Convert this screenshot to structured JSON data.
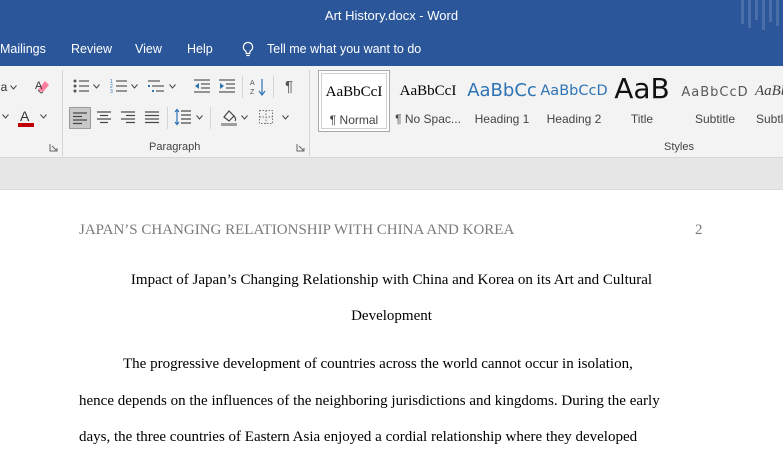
{
  "window": {
    "title": "Art History.docx  -  Word"
  },
  "tabs": {
    "mailings": "Mailings",
    "review": "Review",
    "view": "View",
    "help": "Help",
    "tell_me": "Tell me what you want to do"
  },
  "ribbon": {
    "paragraph_label": "Paragraph",
    "styles_label": "Styles",
    "styles": [
      {
        "preview": "AaBbCcI",
        "name": "¶ Normal"
      },
      {
        "preview": "AaBbCcI",
        "name": "¶ No Spac..."
      },
      {
        "preview": "AaBbCc",
        "name": "Heading 1"
      },
      {
        "preview": "AaBbCcD",
        "name": "Heading 2"
      },
      {
        "preview": "AaB",
        "name": "Title"
      },
      {
        "preview": "AaBbCcD",
        "name": "Subtitle"
      },
      {
        "preview": "AaBb",
        "name": "Subtl"
      }
    ]
  },
  "colors": {
    "title_bar": "#2b579a",
    "ribbon_bg": "#f3f3f3",
    "heading_blue": "#2e74b5",
    "font_color_red": "#c00000",
    "highlight_pink": "#ff7fa0"
  },
  "document": {
    "header_text": "JAPAN’S CHANGING RELATIONSHIP WITH CHINA AND KOREA",
    "page_number": "2",
    "heading_line1": "Impact of Japan’s Changing Relationship with China and Korea on its Art and Cultural",
    "heading_line2": "Development",
    "body_line1": "The progressive development of countries across the world cannot occur in isolation,",
    "body_line2": "hence depends on the influences of the neighboring jurisdictions and kingdoms. During the early",
    "body_line3": "days, the three countries of Eastern Asia enjoyed a cordial relationship where they developed"
  }
}
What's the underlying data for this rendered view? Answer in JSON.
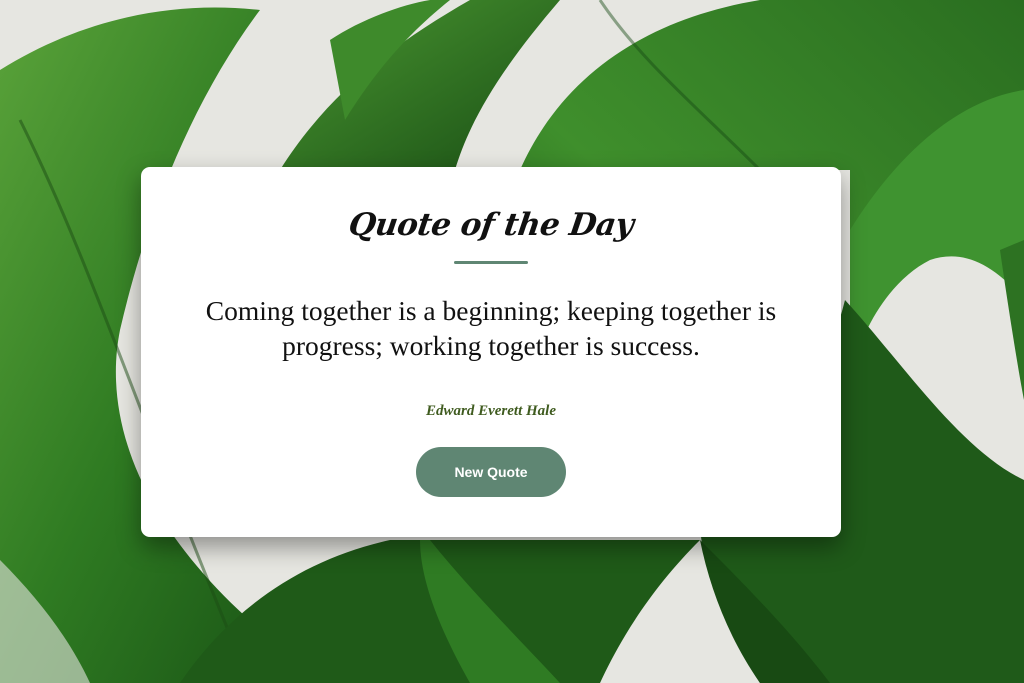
{
  "card": {
    "title": "Quote of the Day",
    "quote": "Coming together is a beginning; keeping together is progress; working together is success.",
    "author": "Edward Everett Hale",
    "button_label": "New Quote"
  },
  "colors": {
    "accent": "#5f8673",
    "author": "#3f5b1f",
    "card_background": "#ffffff",
    "leaf_dark": "#1e5a1a",
    "leaf_light": "#4f9a34"
  },
  "background": {
    "icon": "monstera-leaf-photo"
  }
}
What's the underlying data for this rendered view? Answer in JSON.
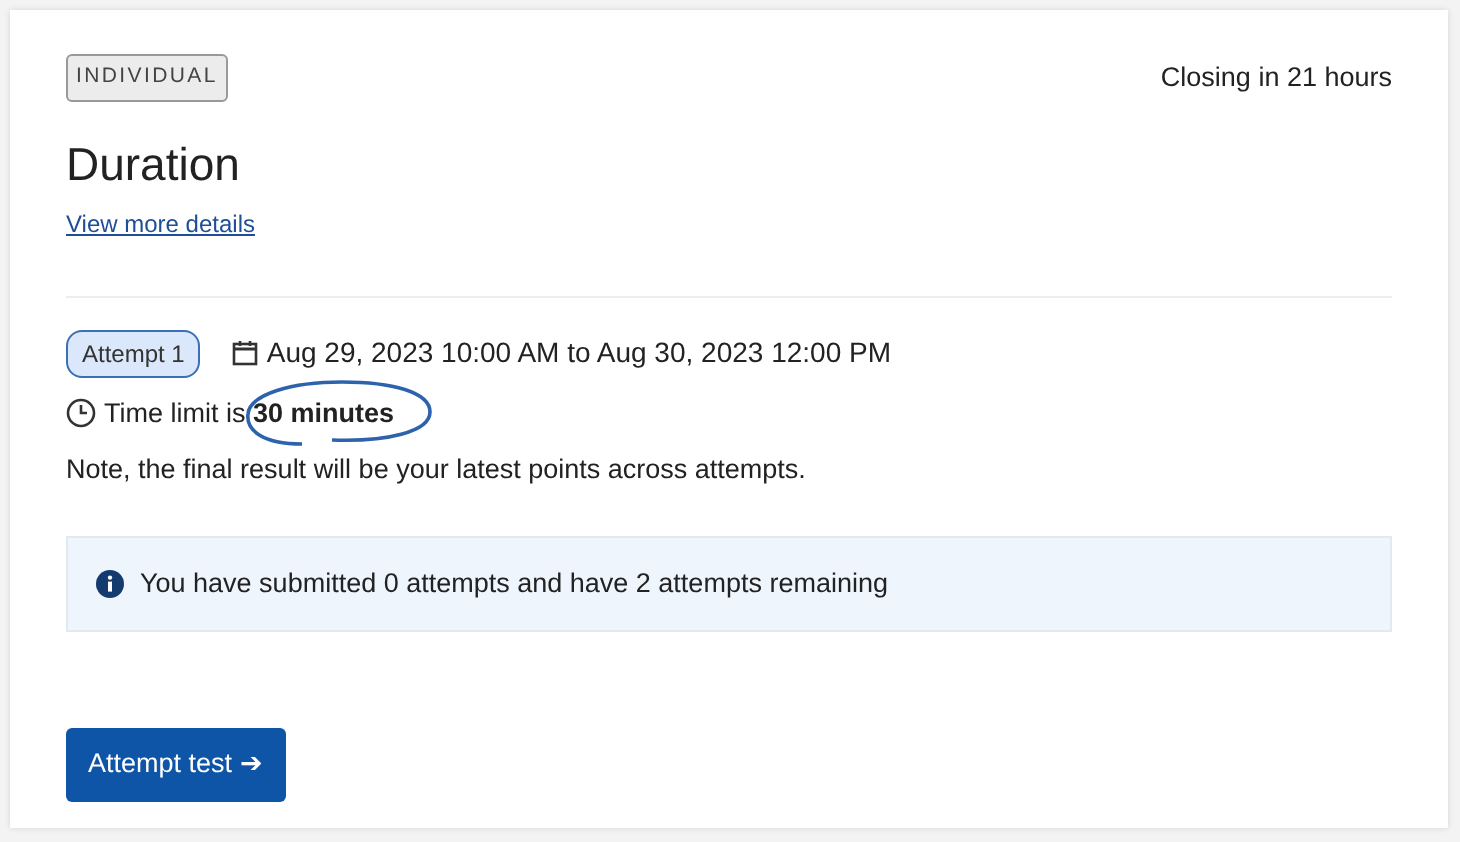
{
  "card": {
    "type_tag": "INDIVIDUAL",
    "closing": "Closing in 21 hours",
    "title": "Duration",
    "details_link": "View more details"
  },
  "attempt": {
    "badge": "Attempt 1",
    "schedule": "Aug 29, 2023 10:00 AM to Aug 30, 2023 12:00 PM",
    "time_limit": "Time limit is **30 minutes**",
    "time_limit_circled": true,
    "note": "Note, the final result will be your latest points across attempts."
  },
  "info": {
    "message": "You have submitted 0 attempts and have 2 attempts remaining"
  },
  "button": {
    "label": "Attempt test ➔"
  }
}
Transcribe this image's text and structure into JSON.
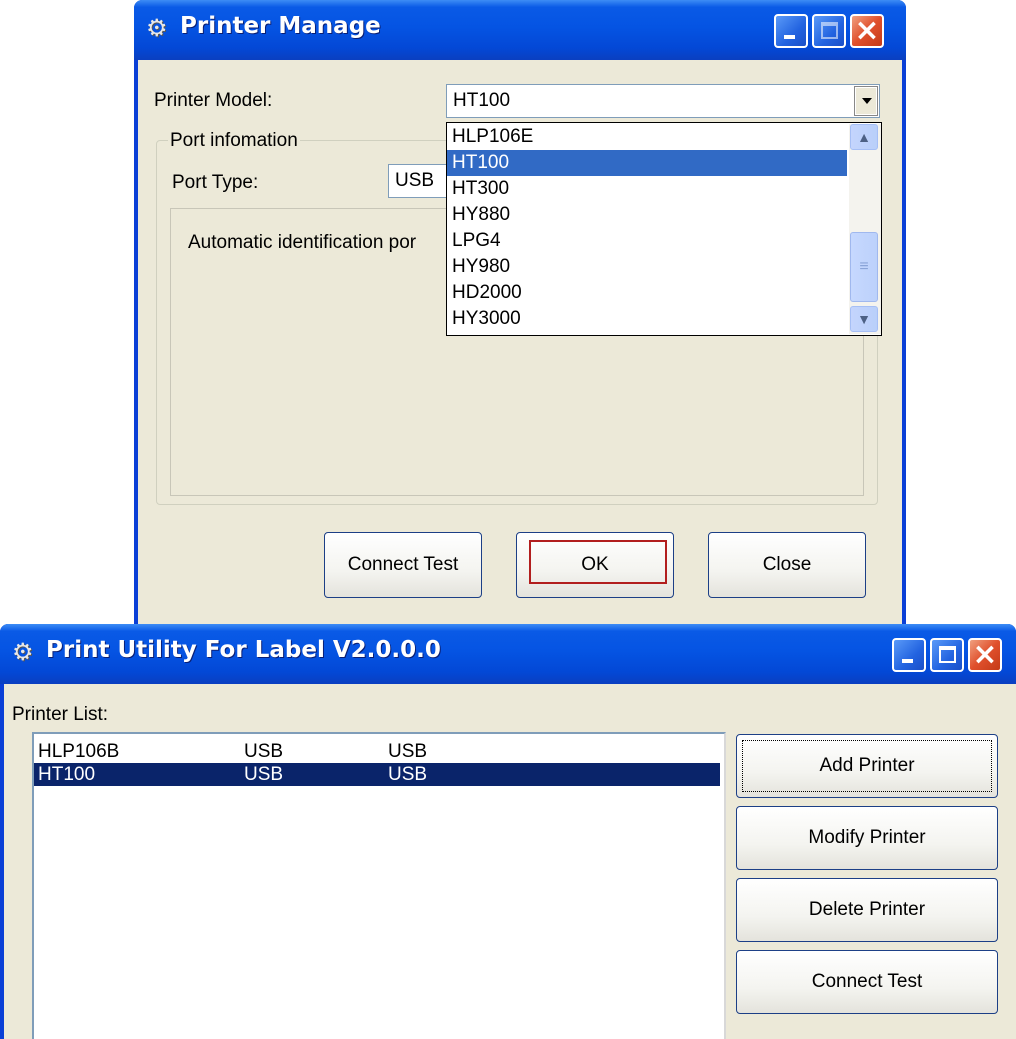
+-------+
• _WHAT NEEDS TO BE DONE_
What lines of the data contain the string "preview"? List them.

• _TASK SOLUTION_
        "preview": "AaBbCcI",
        "preview": "AaBbCcI",
        "preview": "AaBbCc",
        "preview": "AaBbCcD",
        "preview": "AaB",
        "preview": "AaBbCcD",
        "preview": "AaBb",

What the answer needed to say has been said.